Natural Resources Canada satisfied with assessment of Site C slope stability and seismic hazards

Cassidy says studies have shown that reservoirs at a height of 60 metres or less, like the Site C project would be, are also drastically less likely to trigger significant earthquakes than taller ones. 

“The probability of earthquakes is extremely low, so that probability of triggering earthquakes drops off very quickly with reservoir height,” he argues, adding, “In British Columbia there’s no history of significant reservoir triggered seismicity, either at the much larger Bennett Dam, which is 183 metres, or the Peace Canyon Dam.” 


In it its review, NRCan looked at the seismicity hazards in the area, the possible effects of waves generated by earthquakes, as well as the proposed mitigation measures by Hydro. It found that design of the dam would cover the largest induced earthquakes in the area and any sloshes of water from earthquakes would be less than one metre, leaving another 7.6 metres room. 

Research scientist for the Geological Survey of Canada Peter Bobrowsky said the same of the information on the geology and terrain hazards presented in the Environmental Impact Statement, adding that the slope stability line and landslide generated wave impact line given are conservative and exceed minimum required standards. 

“NRCan is satisfied the Proponent has followed the adopted current standards and best practices used both in Canada and internationally in dealing with slope stability,” he told the JRP. “We have no other recommendations.” 

However, NRCan did present concerns in the area of acid rock drainage and metal leaching, the result of natural weathering on sulphide bearing rock. 

“Given the abundance of disturbed rocks with high ARDML potential and short lag time to onset of acid generation and non-acid generating overburdens with elevated selenium content,” says Jessica Coulson, Team Leader of NRCan’s Environmental Assessment Division, “ARDML prevention and mitigation can pose some challenges.” 

Coulson added that more detailed tests are ongoing, and the lack of better water quality modelling “presents a higher degree of uncertainty.” Among NRCan’s recommendations in that area is the development of an ARDML management plan, as well as the improved water quality monitoring, which Site C Chief Project Engineer John Nunn says B.C. Hydro agrees with. 
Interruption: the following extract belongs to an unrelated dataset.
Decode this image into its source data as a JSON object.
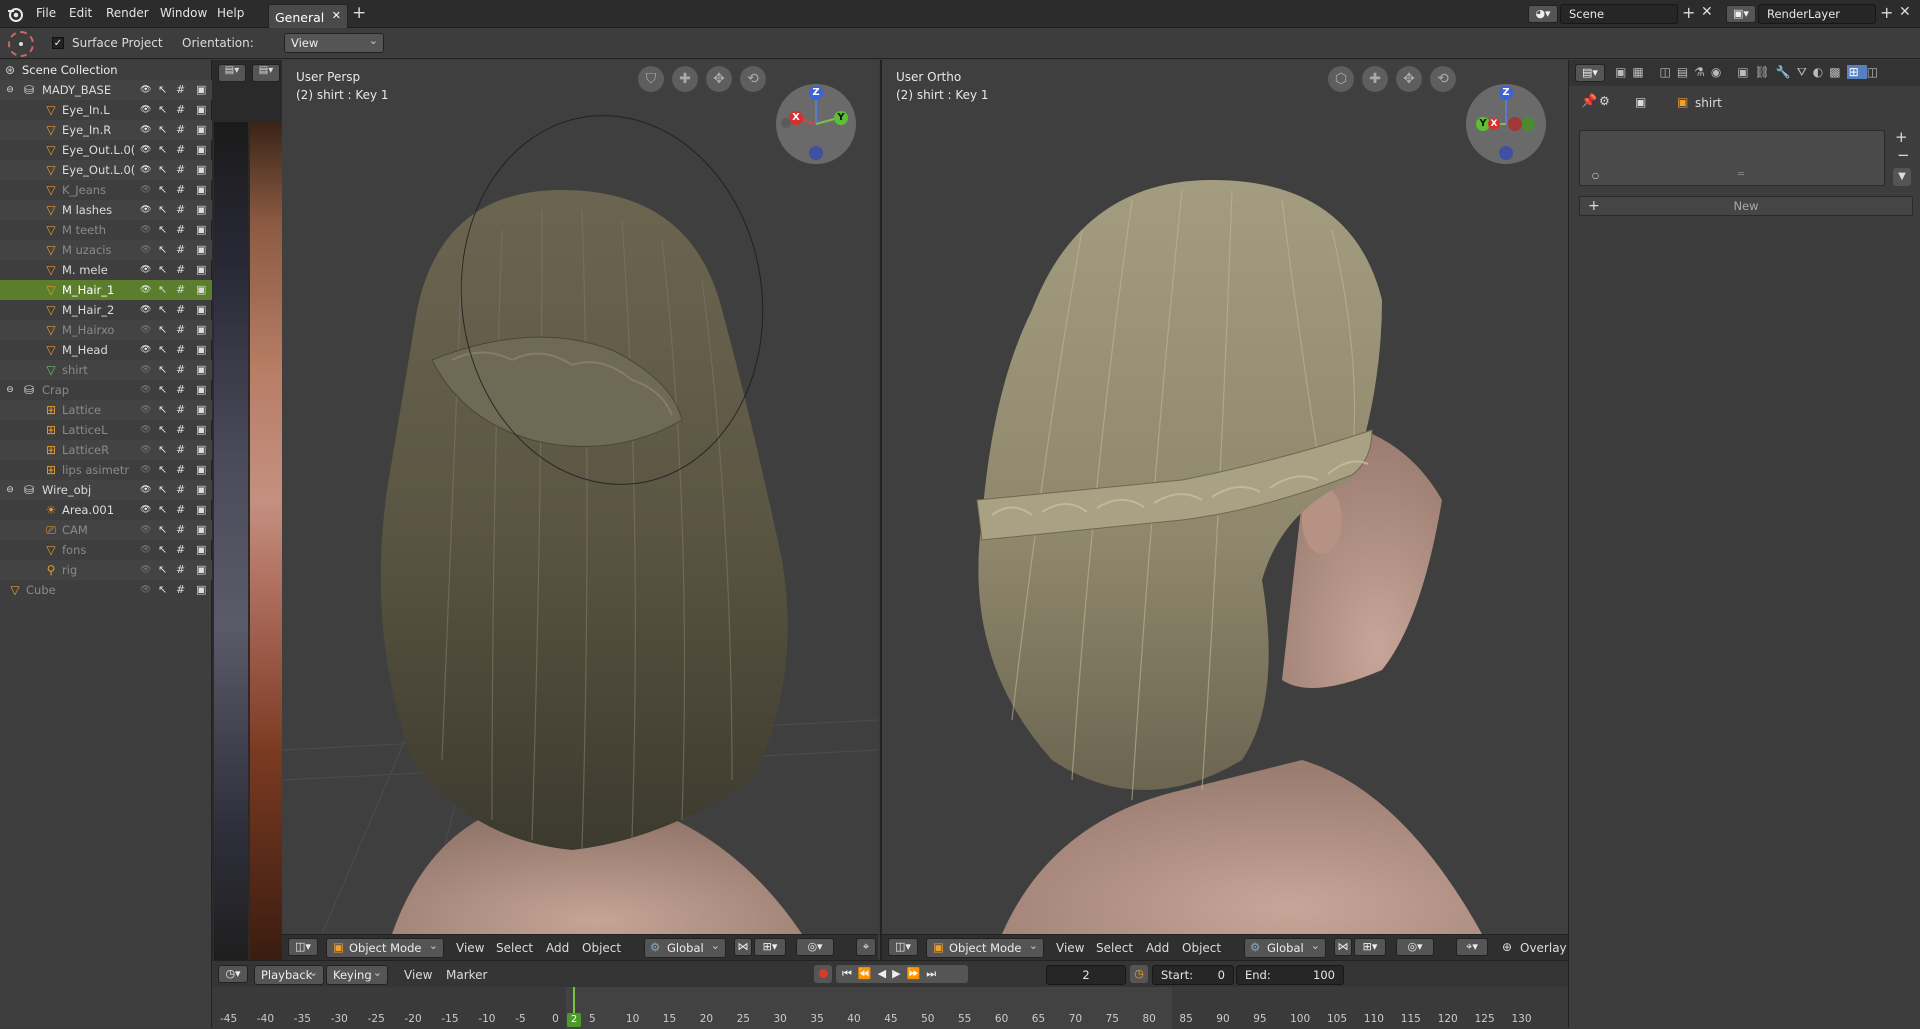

The hearings continue today with presentations from Transport Canada and the Ministry of Forests, as well as Saulteau First Nations, West Moberly First Nations, Treaty 8 Tribal Association and the Peace River Environmental Society.